Work order:
From the listing below, copy out every line where the word "title" appears.

___

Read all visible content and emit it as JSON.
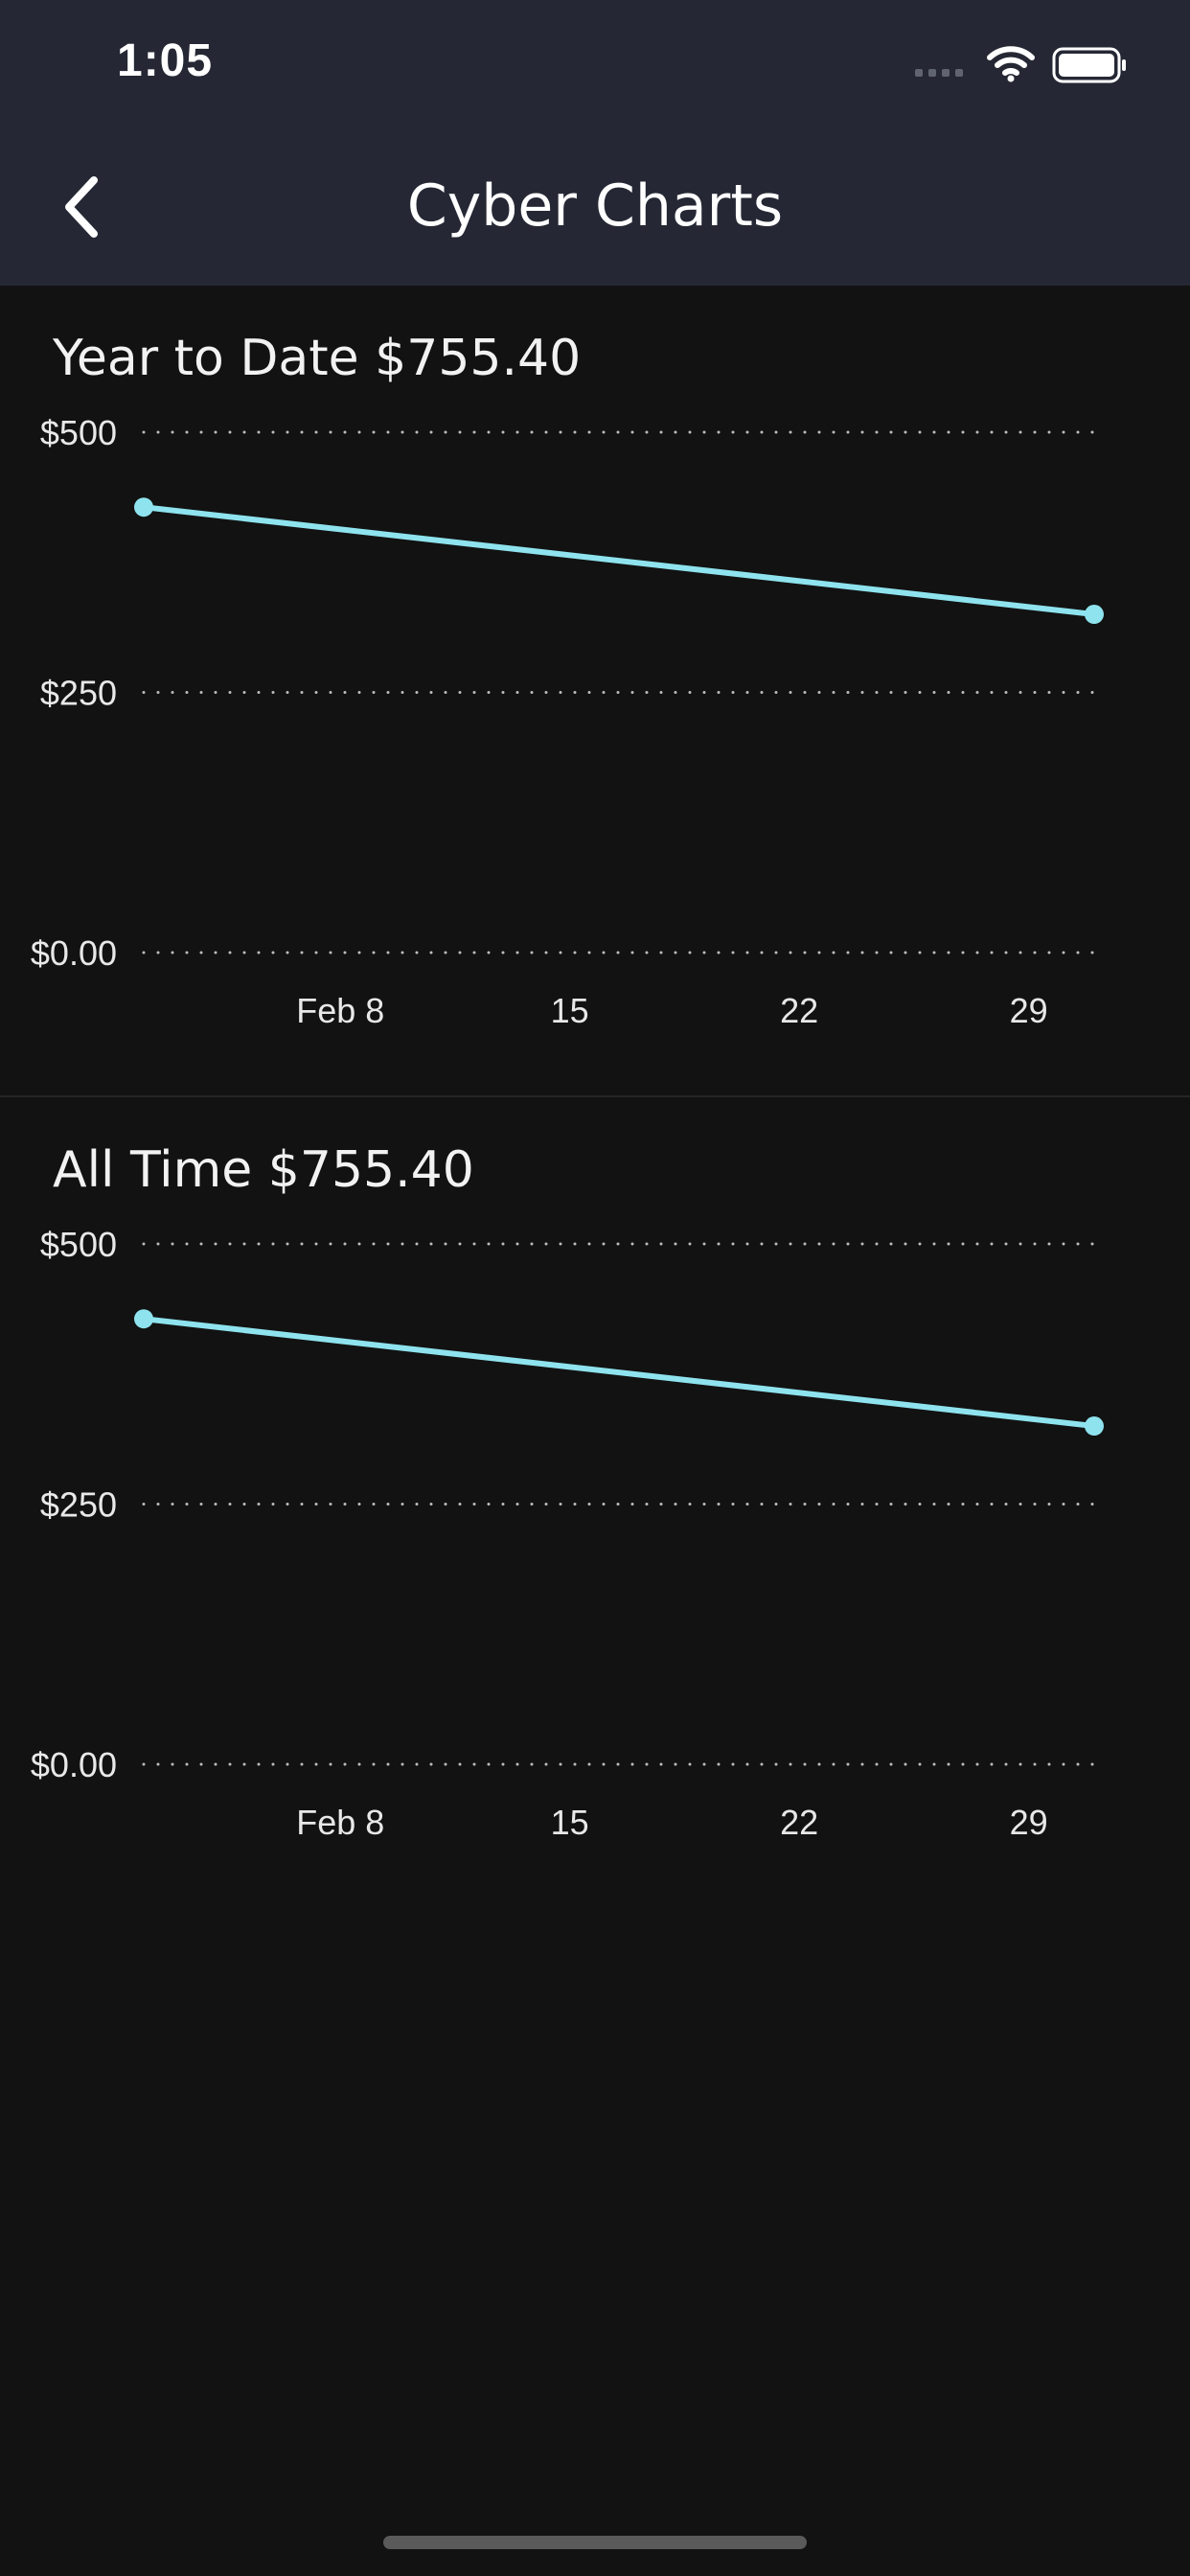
{
  "status_bar": {
    "time": "1:05"
  },
  "nav": {
    "title": "Cyber Charts",
    "back_icon": "chevron-left-icon"
  },
  "colors": {
    "line": "#8ee3ee",
    "background": "#121212",
    "header": "#252834"
  },
  "chart_data": [
    {
      "type": "line",
      "title": "Year to Date $755.40",
      "ylim": [
        0,
        500
      ],
      "yticks": [
        0,
        250,
        500
      ],
      "ytick_labels": [
        "$0.00",
        "$250",
        "$500"
      ],
      "xlim": [
        "2020-02-02",
        "2020-03-02"
      ],
      "xticks": [
        "2020-02-08",
        "2020-02-15",
        "2020-02-22",
        "2020-02-29"
      ],
      "xtick_labels": [
        "Feb 8",
        "15",
        "22",
        "29"
      ],
      "grid": true,
      "series": [
        {
          "x": [
            "2020-02-02",
            "2020-03-02"
          ],
          "values": [
            428,
            325
          ],
          "color": "#8ee3ee"
        }
      ]
    },
    {
      "type": "line",
      "title": "All Time $755.40",
      "ylim": [
        0,
        500
      ],
      "yticks": [
        0,
        250,
        500
      ],
      "ytick_labels": [
        "$0.00",
        "$250",
        "$500"
      ],
      "xlim": [
        "2020-02-02",
        "2020-03-02"
      ],
      "xticks": [
        "2020-02-08",
        "2020-02-15",
        "2020-02-22",
        "2020-02-29"
      ],
      "xtick_labels": [
        "Feb 8",
        "15",
        "22",
        "29"
      ],
      "grid": true,
      "series": [
        {
          "x": [
            "2020-02-02",
            "2020-03-02"
          ],
          "values": [
            428,
            325
          ],
          "color": "#8ee3ee"
        }
      ]
    }
  ]
}
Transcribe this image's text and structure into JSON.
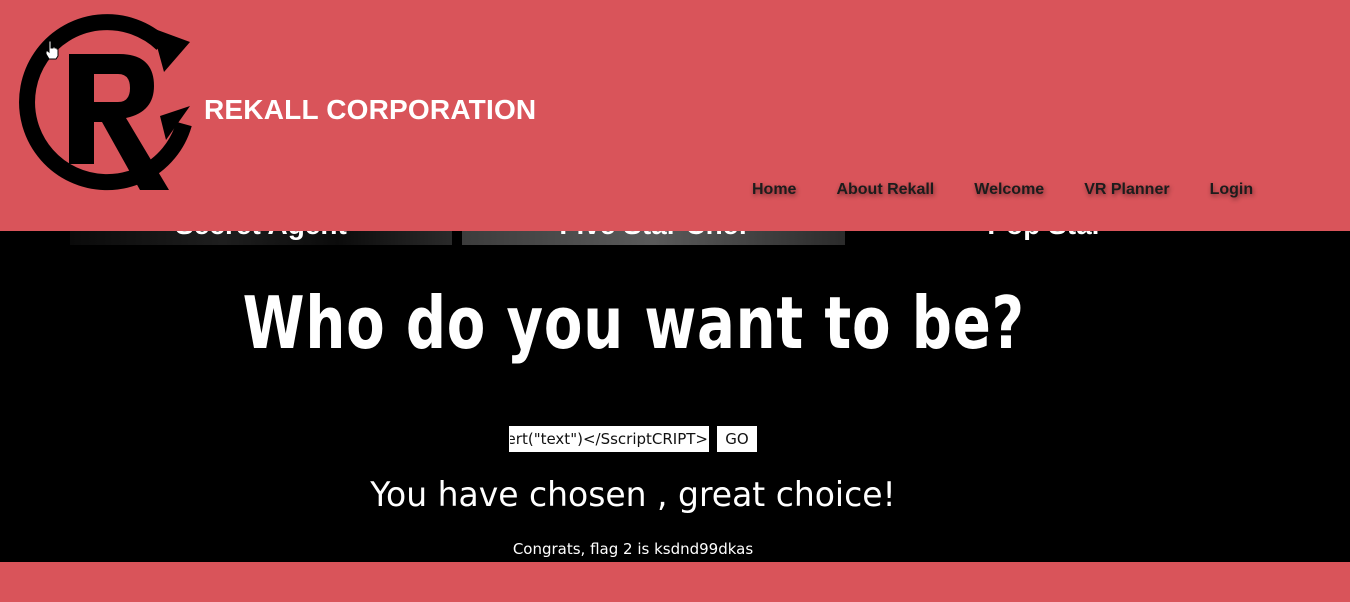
{
  "brand": {
    "name": "REKALL CORPORATION",
    "logo_icon": "rekall-r-logo-icon"
  },
  "nav": {
    "items": [
      {
        "label": "Home"
      },
      {
        "label": "About Rekall"
      },
      {
        "label": "Welcome"
      },
      {
        "label": "VR Planner"
      },
      {
        "label": "Login"
      }
    ]
  },
  "strip": {
    "tiles": [
      {
        "label": "Secret Agent"
      },
      {
        "label": "Five Star Chef"
      },
      {
        "label": "Pop Star"
      }
    ]
  },
  "main": {
    "headline": "Who do you want to be?",
    "input_value": "<SCRIPscriptT>alert(\"text\")</SscriptCRIPT>",
    "go_label": "GO",
    "result": "You have chosen , great choice!",
    "flag": "Congrats, flag 2 is ksdnd99dkas"
  },
  "colors": {
    "header_bg": "#d9545a",
    "main_bg": "#000000",
    "brand_text": "#ffffff",
    "nav_text": "#1c1c1c"
  }
}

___

Completed task:
    "title": "Cyber Charts",
      "title": "Year to Date $755.40",
      "title": "All Time $755.40",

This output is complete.